Saturday, January 19, 2013
Accepted At Last
When I became interested in genealogy, every March while in Florida visiting, I spent time in this formidable building asking questions, sharing information and researching my Roesch history. Every visit starting with the first visit frustrated me to no end. Sometimes, I hate to admit, it really made my blood boil and my hair would stand on end. I never felt welcomed and was made to feel intellectually inferior when it came to my family history. Seems they thought they knew more than I did, especially when they told me I was pronouncing my family name Roesch incorrectly. If you were to ask my husband he would tell you I embarrassed him on more than one occasion, most likely half-a-dozen times. I just couldn't help myself, this was important to me. Assuredly they weren't looking forward to my visit every March, but they were always gracious and I tried, I really tried to be polite.
It was in March of 2008 that I stopped in for a last visit prior to my book, "Forever Laced" being completed for publication. Two very important things happened. First, Ben DiBiase, the Educational Resources Coordinator brought out a file box from the archives. He untied the cover and to my surprise lifted out correspondence my grandfather had written in 1932. The letters were found in the Roesch House in Eau Gallie that the FHS now owns and is part of the Rossetter Museum. These letters along with responses were very important to see. It put his life story into perspective for it showed how hard he was trying to find work during the depression.

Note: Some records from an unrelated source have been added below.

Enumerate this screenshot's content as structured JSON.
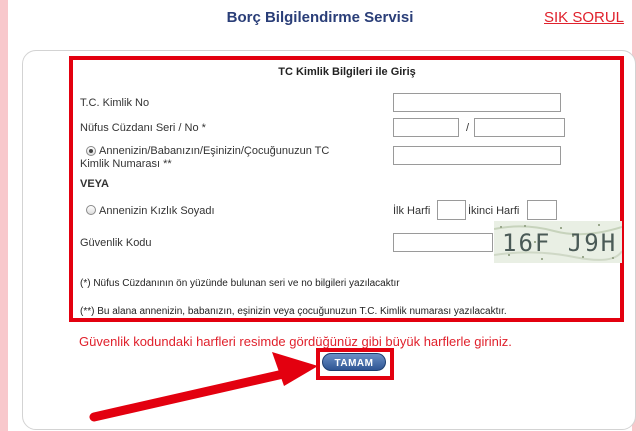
{
  "header": {
    "title": "Borç Bilgilendirme Servisi",
    "faq_link": "SIK SORUL"
  },
  "form": {
    "heading": "TC Kimlik Bilgileri ile Giriş",
    "tc_label": "T.C. Kimlik No",
    "tc_value": "",
    "nufus_label": "Nüfus Cüzdanı Seri / No *",
    "nufus_serial_value": "",
    "nufus_slash": "/",
    "nufus_number_value": "",
    "option_relative_label_line1": "Annenizin/Babanızın/Eşinizin/Çocuğunuzun TC",
    "option_relative_label_line2": "Kimlik Numarası **",
    "option_relative_selected": true,
    "option_relative_value": "",
    "or_label": "VEYA",
    "option_maiden_label": "Annenizin Kızlık Soyadı",
    "option_maiden_selected": false,
    "first_letter_label": "İlk Harfi",
    "first_letter_value": "",
    "second_letter_label": "İkinci Harfi",
    "second_letter_value": "",
    "security_label": "Güvenlik Kodu",
    "security_value": "",
    "captcha_text": "16F J9H",
    "note_1": "(*) Nüfus Cüzdanının ön yüzünde bulunan seri ve no bilgileri yazılacaktır",
    "note_2": "(**) Bu alana annenizin, babanızın, eşinizin veya çocuğunuzun T.C. Kimlik numarası yazılacaktır.",
    "warning": "Güvenlik kodundaki harfleri resimde gördüğünüz gibi büyük harflerle giriniz.",
    "submit_label": "TAMAM"
  },
  "colors": {
    "accent_red": "#e3000f",
    "title_blue": "#2a3e78",
    "button_blue": "#2e5593",
    "page_background": "#f8c8cc"
  }
}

Then the man who always seemed to me to be a know-it-all, who refused to believe how to pronounce my family name walked in. He sat at the table with us and asked in the softest voice I had ever heard him speak, "What was the relationship between your grandfather, William Philip Roesch and John McAllister?" I had uncovered his name and the relationship while researching the history of the Roesch family and felt quite satisfied to tell him, John was my grandfather's uncle. This was a question, he as a genealogist hadn't been able to discover.
The following year I returned with books in hand and donated two for their library. This time I was made to feel truly welcomed and treated with respect. I was surrounded by those I had spoken with for so many years asking me of all people questions about the Roesch family and how it related to the history of Eau Gallie. Finally, I felt accepted as one of their own. I'm home at last. And by the way, he now pronouces the name correctly, Ray-shh.

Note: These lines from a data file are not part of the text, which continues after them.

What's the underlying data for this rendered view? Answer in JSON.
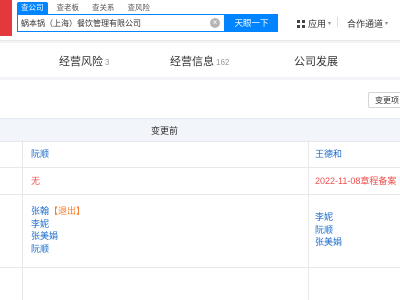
{
  "search": {
    "tabs": [
      "查公司",
      "查老板",
      "查关系",
      "查风险"
    ],
    "query": "蜗本锅（上海）餐饮管理有限公司",
    "clear_glyph": "×",
    "button": "天眼一下"
  },
  "header_menu": {
    "app_label": "应用",
    "channel_label": "合作通道",
    "caret": "▾"
  },
  "nav": [
    {
      "label": "经营风险",
      "count": "3"
    },
    {
      "label": "经营信息",
      "count": "162"
    },
    {
      "label": "公司发展",
      "count": ""
    }
  ],
  "change_button": "变更项",
  "table": {
    "before_header": "变更前",
    "rows": [
      {
        "before": [
          "阮顺"
        ],
        "after": [
          "王德和"
        ]
      },
      {
        "before": [
          "无"
        ],
        "after": [
          "2022-11-08章程备案"
        ]
      },
      {
        "before_tagged": {
          "name": "张翰",
          "tag": "【退出】"
        },
        "before": [
          "李妮",
          "张美娟",
          "阮顺"
        ],
        "after": [
          "李妮",
          "阮顺",
          "张美娟"
        ]
      }
    ]
  },
  "colors": {
    "brand_blue": "#0084ff",
    "link_blue": "#1a6bcc",
    "red": "#f04f4f",
    "orange": "#f57a2a",
    "logo_red": "#e4393c"
  }
}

As a final note, my great grandfather, William Russell Roesch was the founder of the newspaper named the Eau Gallie Record. I was able to convince his grandson, my uncle Clyde, that the collection of newspapers, some over 100 years old now in his custody, should be donated to the Florida Historical Society for safe keeping before they completely disintergrate.
Ben DiBiase accepted these newspapers , 'Eau Gallie Record', 'Melbourne Times' and the 'Cocoa Tribune' stating in his letter written August 14, 2012, "Again, I want to thank you for making this donation possible, these papers will be of great use to researchers in the future. In fact, I have already received research requests from people who are interested in the history of Eau Gallie and would like to see these newspapers. He graciously included two CD's with digitally scanned copies of the newspaers, one for me, and one for my uncle. Now we can enjoy these for a lifetime.